Despite increasing knowledge and medical advances, society still looks down upon mental health illness and does not fully understand it.
“People say to you ‘Just snap out of it.’ Well, you can’t just snap out of it. It doesn’t work that way. I think that’s the thing that bothers me the most. I don’t choose to be this way.”
Everyone may experience a depression or mood swings within the course of their life, but consistency and extremity in this trend may constitute for concern. You will see the typical ups and downs that everyone will encounter, in bipolar patients. It is a cause for concern when the shifts in moods become more extreme and occur on a regular basis, according to Dr. Anthony Tomasco, professor of psychology.
Some of these shifts in moods have caused Odyniec to do things such as paint her entire ceiling in black, overturn her fully set dinner table and simply walk out and leave the hospital in which she was being held after a confrontation with the police.
A steady use of the prescription medication lithium and regular visits with her psychologist have helped Odyniec live with and stabilize her illness. In addition, Odyniec uses laughter as a means of coping.
“What else can I do? You have to be able to laugh at yourself. Crying is not going to get me anywhere.”
With the proper medication and treatment, those with bipolar disorder are able to live a regular life.
“People will say to me all the time ‘I would never know you’re bipolar.’ I’m not embarrassed about being bipolar. If you had diabetes, would you be embarrassed? If you had cancer, would you be embarrassed? You would want to get help. So, I’m not embarrassed.”
That hole inside of Odyniec, which she desperately tried to fill since the age of 11 still resides, but in a different way.

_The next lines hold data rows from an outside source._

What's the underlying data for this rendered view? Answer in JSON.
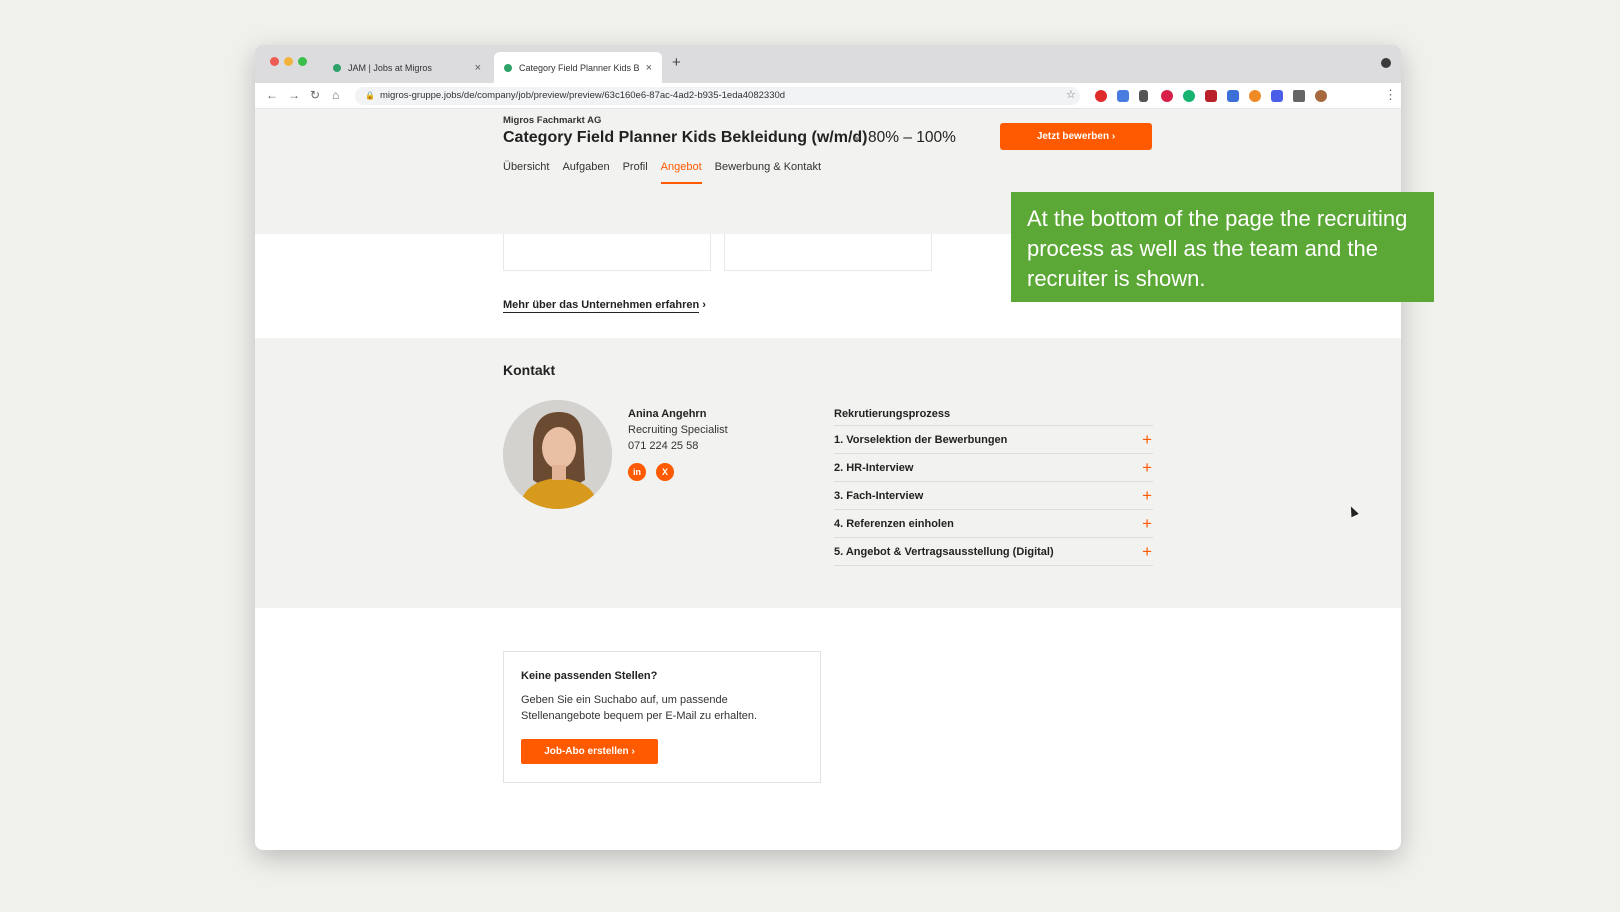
{
  "browser": {
    "tabs": [
      {
        "title": "JAM | Jobs at Migros",
        "active": false
      },
      {
        "title": "Category Field Planner Kids Be",
        "active": true
      }
    ],
    "url": "migros-gruppe.jobs/de/company/job/preview/preview/63c160e6-87ac-4ad2-b935-1eda4082330d",
    "close_glyph": "×",
    "new_tab_glyph": "+"
  },
  "job": {
    "company": "Migros Fachmarkt AG",
    "title": "Category Field Planner Kids Bekleidung (w/m/d)",
    "separator": "•",
    "workload": "80% – 100%",
    "apply_label": "Jetzt bewerben ›"
  },
  "nav": {
    "tabs": [
      "Übersicht",
      "Aufgaben",
      "Profil",
      "Angebot",
      "Bewerbung & Kontakt"
    ],
    "active": "Angebot"
  },
  "more_link": {
    "label": "Mehr über das Unternehmen erfahren",
    "arrow": "›"
  },
  "contact": {
    "heading": "Kontakt",
    "name": "Anina Angehrn",
    "role": "Recruiting Specialist",
    "phone": "071 224 25 58",
    "social": [
      "in",
      "X"
    ]
  },
  "recruiting": {
    "heading": "Rekrutierungsprozess",
    "steps": [
      "1. Vorselektion der Bewerbungen",
      "2. HR-Interview",
      "3. Fach-Interview",
      "4. Referenzen einholen",
      "5. Angebot & Vertragsausstellung (Digital)"
    ],
    "expand_glyph": "+"
  },
  "job_abo": {
    "title": "Keine passenden Stellen?",
    "text": "Geben Sie ein Suchabo auf, um passende Stellenangebote bequem per E-Mail zu erhalten.",
    "button": "Job-Abo erstellen ›"
  },
  "callout": {
    "text": "At the bottom of the page the recruiting process as well as the team and the recruiter is shown."
  },
  "colors": {
    "accent": "#ff5a00",
    "callout_bg": "#5ca836",
    "section_bg": "#f2f2f0"
  }
}
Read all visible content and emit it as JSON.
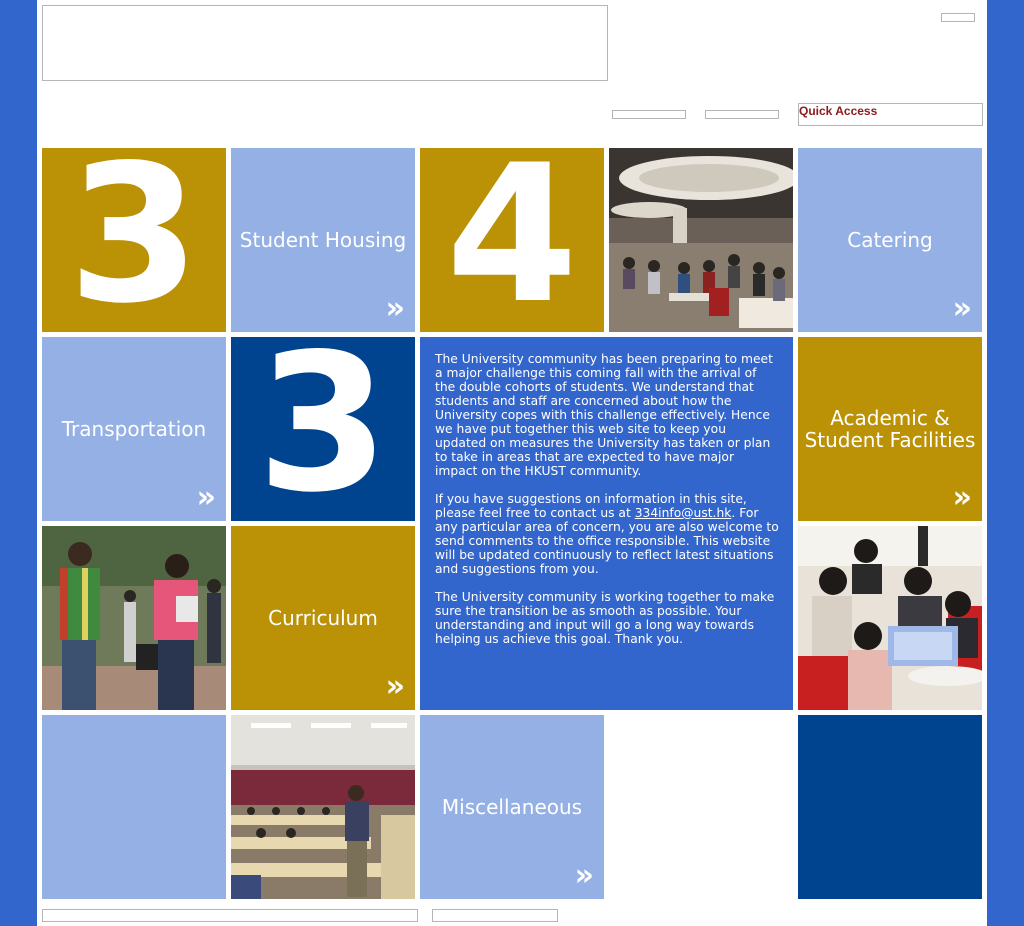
{
  "header": {
    "quick_access_label": "Quick Access"
  },
  "tiles": {
    "number_3a": "3",
    "student_housing": "Student Housing",
    "number_4": "4",
    "catering": "Catering",
    "transportation": "Transportation",
    "number_3b": "3",
    "academic_line1": "Academic &",
    "academic_line2": "Student Facilities",
    "curriculum": "Curriculum",
    "miscellaneous": "Miscellaneous",
    "chevron": "»"
  },
  "info": {
    "para1": "The University community has been preparing to meet a major challenge this coming fall with the arrival of the double cohorts of students. We understand that students and staff are concerned about how the University copes with this challenge effectively.  Hence we have put together this web site to keep you updated on measures the University has taken or plan to take in areas that are expected to have major impact on the HKUST community.",
    "para2_before": "If you have suggestions on information in this site, please feel free to contact us at ",
    "email": "334info@ust.hk",
    "para2_after": ". For any particular area of concern, you are also welcome to send comments to the office responsible. This website will be updated continuously to reflect latest situations and suggestions from you.",
    "para3": "The University community is working together to make sure the transition be as smooth as possible. Your understanding and input will go a long way towards helping us achieve this goal. Thank you."
  },
  "colors": {
    "gold": "#bb9105",
    "light_blue": "#94b0e4",
    "navy": "#00438f",
    "royal_blue": "#3366cc",
    "quick_access_text": "#8b1a1a"
  },
  "icons": [
    "chevron-double-right-icon"
  ]
}
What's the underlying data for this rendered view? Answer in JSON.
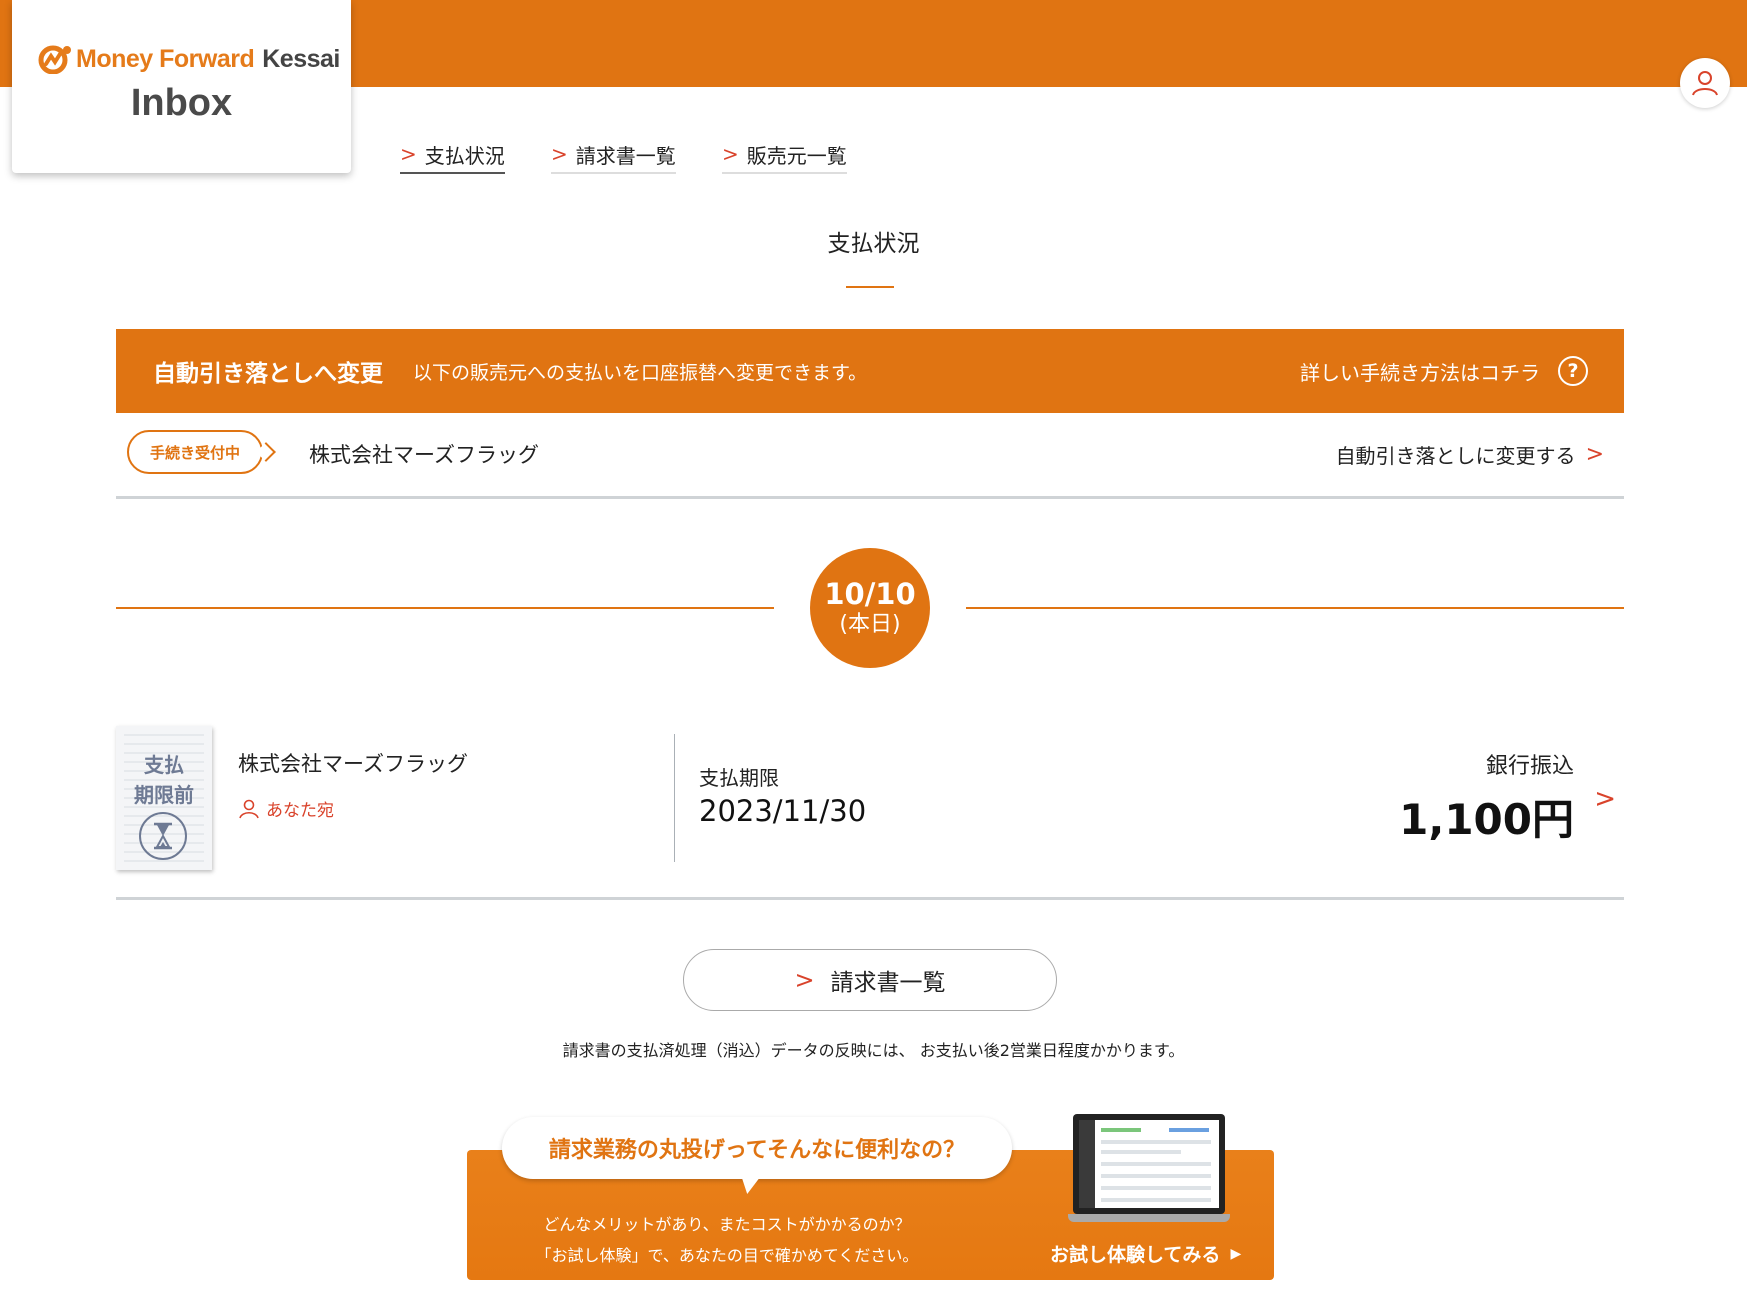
{
  "header": {
    "brand_money_forward": "Money Forward",
    "brand_kessai": "Kessai",
    "product": "Inbox"
  },
  "nav": [
    {
      "label": "支払状況"
    },
    {
      "label": "請求書一覧"
    },
    {
      "label": "販売元一覧"
    }
  ],
  "page": {
    "title": "支払状況"
  },
  "banner": {
    "title": "自動引き落としへ変更",
    "description": "以下の販売元への支払いを口座振替へ変更できます。",
    "help_link": "詳しい手続き方法はコチラ",
    "help_icon": "?"
  },
  "merchant_row": {
    "badge": "手続き受付中",
    "name": "株式会社マーズフラッグ",
    "action": "自動引き落としに変更する"
  },
  "date_marker": {
    "date": "10/10",
    "label": "(本日)"
  },
  "invoice": {
    "thumb_status_1": "支払",
    "thumb_status_2": "期限前",
    "merchant": "株式会社マーズフラッグ",
    "addressee": "あなた宛",
    "due_label": "支払期限",
    "due_date": "2023/11/30",
    "payment_method": "銀行振込",
    "amount": "1,100円"
  },
  "invoice_list_button": "請求書一覧",
  "note": "請求書の支払済処理（消込）データの反映には、 お支払い後2営業日程度かかります。",
  "promo": {
    "headline": "請求業務の丸投げってそんなに便利なの？",
    "line1": "どんなメリットがあり、またコストがかかるのか？",
    "line2": "「お試し体験」で、あなたの目で確かめてください。",
    "cta": "お試し体験してみる"
  },
  "colors": {
    "brand_orange": "#e07412",
    "accent_red": "#d9432b",
    "divider_gray": "#cfd3d6"
  }
}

“I was always trying to fill that hole up. I think I’ll always have it, but now I know what it is.”